In sum, we hold that the trial courts failure to assign any mitigating weight to Biehls complete lack of criminal record and his severe and longstanding mental illness results in a manifestly unreasonable sentence. Although our supreme court has observed that the proper weight to be afforded by the trial court to the mitigating factors may be to give no weight to them at all, Ross v. State, 676 N.E.2d 339, 347 (Ind. 1996), See footnote the cases cited above make clear that this general statement cannot be applied to every case, and indeed not to cases involving defendants who have no criminal history and a severe and longstanding mental illness.
Under our constitutional duty to review and revise sentences, we remand this case to the trial court with instructions to prepare an amended sentencing order and abstract imposing the minimum sentence of twenty years for voluntary manslaughter, to be served concurrently with two years for criminal recklessness.
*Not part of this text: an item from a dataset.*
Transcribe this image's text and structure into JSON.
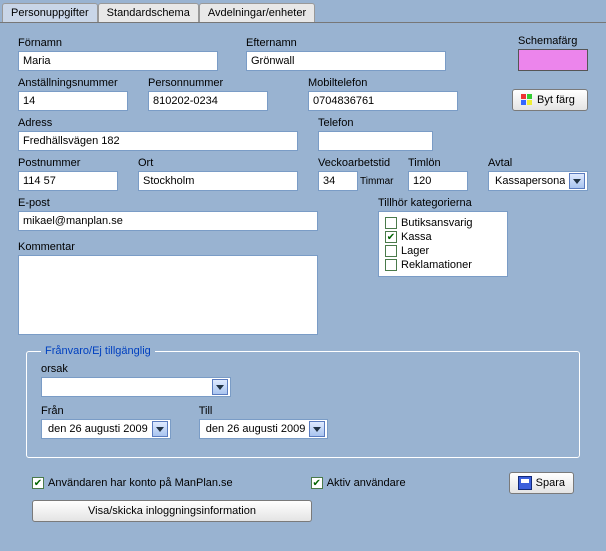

We realize that, if Mr. Biehl has remained in Credit Class I during his incarceration, this reduction will result in his immediate release.
Remanded with instructions.
SULLIVAN, J., concurs.
ROBERTSON, S.J., concurs in result.